- [Dataset rows describing interfaces]
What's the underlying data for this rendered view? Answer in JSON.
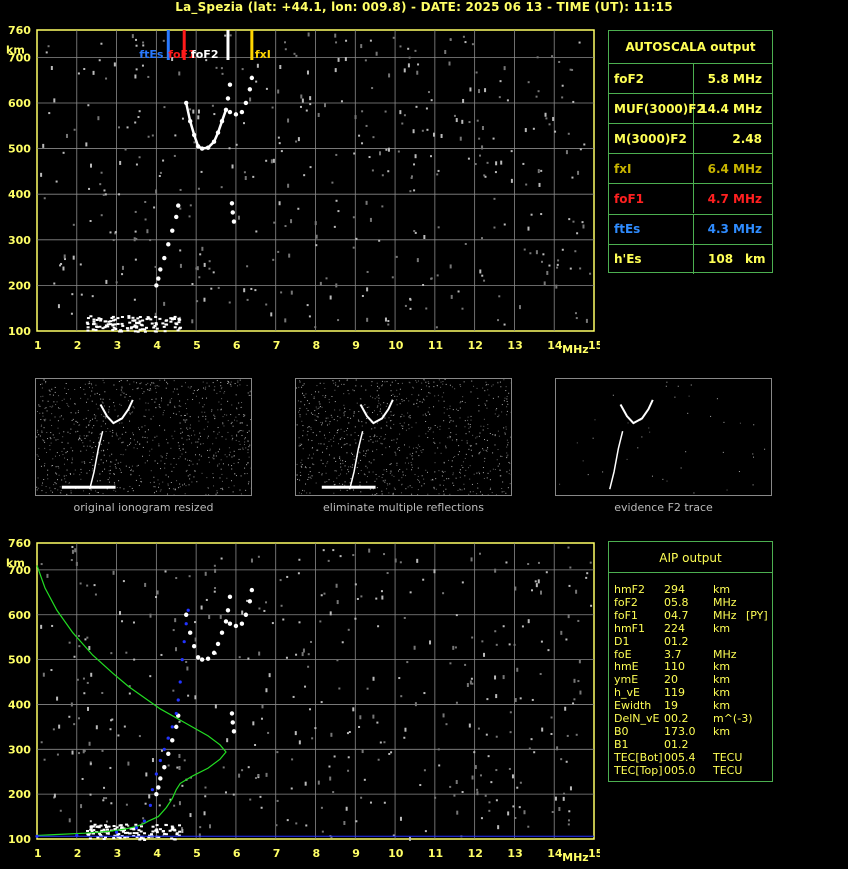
{
  "header": {
    "title": "La_Spezia (lat: +44.1, lon: 009.8) - DATE: 2025 06 13 - TIME (UT): 11:15"
  },
  "axes": {
    "y_ticks": [
      "100",
      "200",
      "300",
      "400",
      "500",
      "600",
      "700",
      "760"
    ],
    "y_unit": "km",
    "x_ticks": [
      "1",
      "2",
      "3",
      "4",
      "5",
      "6",
      "7",
      "8",
      "9",
      "10",
      "11",
      "12",
      "13",
      "14",
      "15"
    ],
    "x_unit": "MHz"
  },
  "markers": [
    {
      "label": "ftEs",
      "value": 4.3,
      "color": "#2979ff"
    },
    {
      "label": "foF1",
      "value": 4.7,
      "color": "#ff1a1a"
    },
    {
      "label": "foF2",
      "value": 5.8,
      "color": "#ffffff"
    },
    {
      "label": "fxI",
      "value": 6.4,
      "color": "#ffd600"
    }
  ],
  "autoscala": {
    "title": "AUTOSCALA output",
    "rows": [
      {
        "label": "foF2",
        "value": "5.8 MHz",
        "color": "#ffff55"
      },
      {
        "label": "MUF(3000)F2",
        "value": "14.4 MHz",
        "color": "#ffff55"
      },
      {
        "label": "M(3000)F2",
        "value": "2.48",
        "color": "#ffff55"
      },
      {
        "label": "fxI",
        "value": "6.4 MHz",
        "color": "#c8b400"
      },
      {
        "label": "foF1",
        "value": "4.7 MHz",
        "color": "#ff2020"
      },
      {
        "label": "ftEs",
        "value": "4.3 MHz",
        "color": "#2f8cff"
      },
      {
        "label": "h'Es",
        "value": "108",
        "unit": "km",
        "color": "#ffff55"
      }
    ]
  },
  "thumbnails": [
    {
      "caption": "original ionogram resized"
    },
    {
      "caption": "eliminate multiple reflections"
    },
    {
      "caption": "evidence F2 trace"
    }
  ],
  "aip": {
    "title": "AIP output",
    "rows": [
      {
        "k": "hmF2",
        "v": "294",
        "u": "km",
        "x": ""
      },
      {
        "k": "foF2",
        "v": "05.8",
        "u": "MHz",
        "x": ""
      },
      {
        "k": "foF1",
        "v": "04.7",
        "u": "MHz",
        "x": "[PY]"
      },
      {
        "k": "hmF1",
        "v": "224",
        "u": "km",
        "x": ""
      },
      {
        "k": "D1",
        "v": "01.2",
        "u": "",
        "x": ""
      },
      {
        "k": "foE",
        "v": "3.7",
        "u": "MHz",
        "x": ""
      },
      {
        "k": "hmE",
        "v": "110",
        "u": "km",
        "x": ""
      },
      {
        "k": "ymE",
        "v": "20",
        "u": "km",
        "x": ""
      },
      {
        "k": "h_vE",
        "v": "119",
        "u": "km",
        "x": ""
      },
      {
        "k": "Ewidth",
        "v": "19",
        "u": "km",
        "x": ""
      },
      {
        "k": "DelN_vE",
        "v": "00.2",
        "u": "m^(-3)",
        "x": ""
      },
      {
        "k": "B0",
        "v": "173.0",
        "u": "km",
        "x": ""
      },
      {
        "k": "B1",
        "v": "01.2",
        "u": "",
        "x": ""
      },
      {
        "k": "TEC[Bot]",
        "v": "005.4",
        "u": "TECU",
        "x": ""
      },
      {
        "k": "TEC[Top]",
        "v": "005.0",
        "u": "TECU",
        "x": ""
      }
    ]
  },
  "colors": {
    "frame": "#ffff66",
    "grid": "#8a8a8a",
    "panel_border": "#4caf50",
    "trace": "#ffffff",
    "profile": "#22dd22",
    "aip_points": "#2233ff"
  },
  "chart_data": [
    {
      "type": "scatter",
      "xlim": [
        1,
        15
      ],
      "ylim": [
        100,
        760
      ],
      "grid": true,
      "series": [
        {
          "values": [
            [
              4.0,
              200
            ],
            [
              4.05,
              215
            ],
            [
              4.1,
              235
            ],
            [
              4.2,
              260
            ],
            [
              4.3,
              290
            ],
            [
              4.4,
              320
            ],
            [
              4.5,
              350
            ],
            [
              4.55,
              375
            ],
            [
              4.75,
              600
            ],
            [
              4.85,
              560
            ],
            [
              4.95,
              530
            ],
            [
              5.05,
              505
            ],
            [
              5.15,
              500
            ],
            [
              5.3,
              502
            ],
            [
              5.45,
              515
            ],
            [
              5.55,
              535
            ],
            [
              5.65,
              560
            ],
            [
              5.75,
              585
            ],
            [
              5.8,
              610
            ],
            [
              5.85,
              640
            ],
            [
              5.85,
              580
            ],
            [
              6.0,
              575
            ],
            [
              6.15,
              580
            ],
            [
              6.25,
              600
            ],
            [
              6.35,
              630
            ],
            [
              6.4,
              655
            ],
            [
              5.9,
              380
            ],
            [
              5.92,
              360
            ],
            [
              5.95,
              340
            ]
          ]
        }
      ]
    },
    {
      "type": "line",
      "xlim": [
        1,
        15
      ],
      "ylim": [
        100,
        760
      ],
      "grid": true,
      "series": [
        {
          "values": [
            [
              1.0,
              710
            ],
            [
              1.2,
              660
            ],
            [
              1.5,
              610
            ],
            [
              1.9,
              560
            ],
            [
              2.4,
              510
            ],
            [
              2.9,
              470
            ],
            [
              3.3,
              440
            ],
            [
              3.7,
              415
            ],
            [
              4.1,
              390
            ],
            [
              4.5,
              370
            ],
            [
              4.9,
              350
            ],
            [
              5.3,
              330
            ],
            [
              5.6,
              310
            ],
            [
              5.75,
              294
            ],
            [
              5.6,
              278
            ],
            [
              5.3,
              258
            ],
            [
              4.9,
              240
            ],
            [
              4.6,
              224
            ],
            [
              4.5,
              210
            ],
            [
              4.4,
              190
            ],
            [
              4.25,
              170
            ],
            [
              4.05,
              150
            ],
            [
              3.8,
              140
            ],
            [
              3.7,
              135
            ],
            [
              3.5,
              128
            ],
            [
              3.2,
              122
            ],
            [
              2.8,
              117
            ],
            [
              2.2,
              113
            ],
            [
              1.5,
              110
            ],
            [
              1.0,
              108
            ]
          ]
        },
        {
          "values": [
            [
              1.0,
              106
            ],
            [
              2.0,
              108
            ],
            [
              3.0,
              115
            ],
            [
              3.5,
              125
            ],
            [
              3.7,
              140
            ],
            [
              3.85,
              175
            ],
            [
              3.9,
              210
            ],
            [
              4.0,
              245
            ],
            [
              4.1,
              275
            ],
            [
              4.2,
              300
            ],
            [
              4.3,
              325
            ],
            [
              4.4,
              350
            ],
            [
              4.5,
              380
            ],
            [
              4.55,
              410
            ],
            [
              4.6,
              450
            ],
            [
              4.65,
              500
            ],
            [
              4.7,
              540
            ],
            [
              4.75,
              580
            ],
            [
              4.8,
              610
            ]
          ]
        }
      ]
    }
  ]
}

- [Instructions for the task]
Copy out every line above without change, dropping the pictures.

- [Solution for this problem]
What's the underlying data for this rendered view? Answer in JSON.
{
  "header": {
    "title": "La_Spezia (lat: +44.1, lon: 009.8) - DATE: 2025 06 13 - TIME (UT): 11:15"
  },
  "axes": {
    "y_ticks": [
      "100",
      "200",
      "300",
      "400",
      "500",
      "600",
      "700",
      "760"
    ],
    "y_unit": "km",
    "x_ticks": [
      "1",
      "2",
      "3",
      "4",
      "5",
      "6",
      "7",
      "8",
      "9",
      "10",
      "11",
      "12",
      "13",
      "14",
      "15"
    ],
    "x_unit": "MHz"
  },
  "markers": [
    {
      "label": "ftEs",
      "value": 4.3,
      "color": "#2979ff"
    },
    {
      "label": "foF1",
      "value": 4.7,
      "color": "#ff1a1a"
    },
    {
      "label": "foF2",
      "value": 5.8,
      "color": "#ffffff"
    },
    {
      "label": "fxI",
      "value": 6.4,
      "color": "#ffd600"
    }
  ],
  "autoscala": {
    "title": "AUTOSCALA output",
    "rows": [
      {
        "label": "foF2",
        "value": "5.8 MHz",
        "color": "#ffff55"
      },
      {
        "label": "MUF(3000)F2",
        "value": "14.4 MHz",
        "color": "#ffff55"
      },
      {
        "label": "M(3000)F2",
        "value": "2.48",
        "color": "#ffff55"
      },
      {
        "label": "fxI",
        "value": "6.4 MHz",
        "color": "#c8b400"
      },
      {
        "label": "foF1",
        "value": "4.7 MHz",
        "color": "#ff2020"
      },
      {
        "label": "ftEs",
        "value": "4.3 MHz",
        "color": "#2f8cff"
      },
      {
        "label": "h'Es",
        "value": "108",
        "unit": "km",
        "color": "#ffff55"
      }
    ]
  },
  "thumbnails": [
    {
      "caption": "original ionogram resized"
    },
    {
      "caption": "eliminate multiple reflections"
    },
    {
      "caption": "evidence F2 trace"
    }
  ],
  "aip": {
    "title": "AIP output",
    "rows": [
      {
        "k": "hmF2",
        "v": "294",
        "u": "km",
        "x": ""
      },
      {
        "k": "foF2",
        "v": "05.8",
        "u": "MHz",
        "x": ""
      },
      {
        "k": "foF1",
        "v": "04.7",
        "u": "MHz",
        "x": "[PY]"
      },
      {
        "k": "hmF1",
        "v": "224",
        "u": "km",
        "x": ""
      },
      {
        "k": "D1",
        "v": "01.2",
        "u": "",
        "x": ""
      },
      {
        "k": "foE",
        "v": "3.7",
        "u": "MHz",
        "x": ""
      },
      {
        "k": "hmE",
        "v": "110",
        "u": "km",
        "x": ""
      },
      {
        "k": "ymE",
        "v": "20",
        "u": "km",
        "x": ""
      },
      {
        "k": "h_vE",
        "v": "119",
        "u": "km",
        "x": ""
      },
      {
        "k": "Ewidth",
        "v": "19",
        "u": "km",
        "x": ""
      },
      {
        "k": "DelN_vE",
        "v": "00.2",
        "u": "m^(-3)",
        "x": ""
      },
      {
        "k": "B0",
        "v": "173.0",
        "u": "km",
        "x": ""
      },
      {
        "k": "B1",
        "v": "01.2",
        "u": "",
        "x": ""
      },
      {
        "k": "TEC[Bot]",
        "v": "005.4",
        "u": "TECU",
        "x": ""
      },
      {
        "k": "TEC[Top]",
        "v": "005.0",
        "u": "TECU",
        "x": ""
      }
    ]
  },
  "colors": {
    "frame": "#ffff66",
    "grid": "#8a8a8a",
    "panel_border": "#4caf50",
    "trace": "#ffffff",
    "profile": "#22dd22",
    "aip_points": "#2233ff"
  },
  "chart_data": [
    {
      "type": "scatter",
      "xlim": [
        1,
        15
      ],
      "ylim": [
        100,
        760
      ],
      "grid": true,
      "series": [
        {
          "values": [
            [
              4.0,
              200
            ],
            [
              4.05,
              215
            ],
            [
              4.1,
              235
            ],
            [
              4.2,
              260
            ],
            [
              4.3,
              290
            ],
            [
              4.4,
              320
            ],
            [
              4.5,
              350
            ],
            [
              4.55,
              375
            ],
            [
              4.75,
              600
            ],
            [
              4.85,
              560
            ],
            [
              4.95,
              530
            ],
            [
              5.05,
              505
            ],
            [
              5.15,
              500
            ],
            [
              5.3,
              502
            ],
            [
              5.45,
              515
            ],
            [
              5.55,
              535
            ],
            [
              5.65,
              560
            ],
            [
              5.75,
              585
            ],
            [
              5.8,
              610
            ],
            [
              5.85,
              640
            ],
            [
              5.85,
              580
            ],
            [
              6.0,
              575
            ],
            [
              6.15,
              580
            ],
            [
              6.25,
              600
            ],
            [
              6.35,
              630
            ],
            [
              6.4,
              655
            ],
            [
              5.9,
              380
            ],
            [
              5.92,
              360
            ],
            [
              5.95,
              340
            ]
          ]
        }
      ]
    },
    {
      "type": "line",
      "xlim": [
        1,
        15
      ],
      "ylim": [
        100,
        760
      ],
      "grid": true,
      "series": [
        {
          "values": [
            [
              1.0,
              710
            ],
            [
              1.2,
              660
            ],
            [
              1.5,
              610
            ],
            [
              1.9,
              560
            ],
            [
              2.4,
              510
            ],
            [
              2.9,
              470
            ],
            [
              3.3,
              440
            ],
            [
              3.7,
              415
            ],
            [
              4.1,
              390
            ],
            [
              4.5,
              370
            ],
            [
              4.9,
              350
            ],
            [
              5.3,
              330
            ],
            [
              5.6,
              310
            ],
            [
              5.75,
              294
            ],
            [
              5.6,
              278
            ],
            [
              5.3,
              258
            ],
            [
              4.9,
              240
            ],
            [
              4.6,
              224
            ],
            [
              4.5,
              210
            ],
            [
              4.4,
              190
            ],
            [
              4.25,
              170
            ],
            [
              4.05,
              150
            ],
            [
              3.8,
              140
            ],
            [
              3.7,
              135
            ],
            [
              3.5,
              128
            ],
            [
              3.2,
              122
            ],
            [
              2.8,
              117
            ],
            [
              2.2,
              113
            ],
            [
              1.5,
              110
            ],
            [
              1.0,
              108
            ]
          ]
        },
        {
          "values": [
            [
              1.0,
              106
            ],
            [
              2.0,
              108
            ],
            [
              3.0,
              115
            ],
            [
              3.5,
              125
            ],
            [
              3.7,
              140
            ],
            [
              3.85,
              175
            ],
            [
              3.9,
              210
            ],
            [
              4.0,
              245
            ],
            [
              4.1,
              275
            ],
            [
              4.2,
              300
            ],
            [
              4.3,
              325
            ],
            [
              4.4,
              350
            ],
            [
              4.5,
              380
            ],
            [
              4.55,
              410
            ],
            [
              4.6,
              450
            ],
            [
              4.65,
              500
            ],
            [
              4.7,
              540
            ],
            [
              4.75,
              580
            ],
            [
              4.8,
              610
            ]
          ]
        }
      ]
    }
  ]
}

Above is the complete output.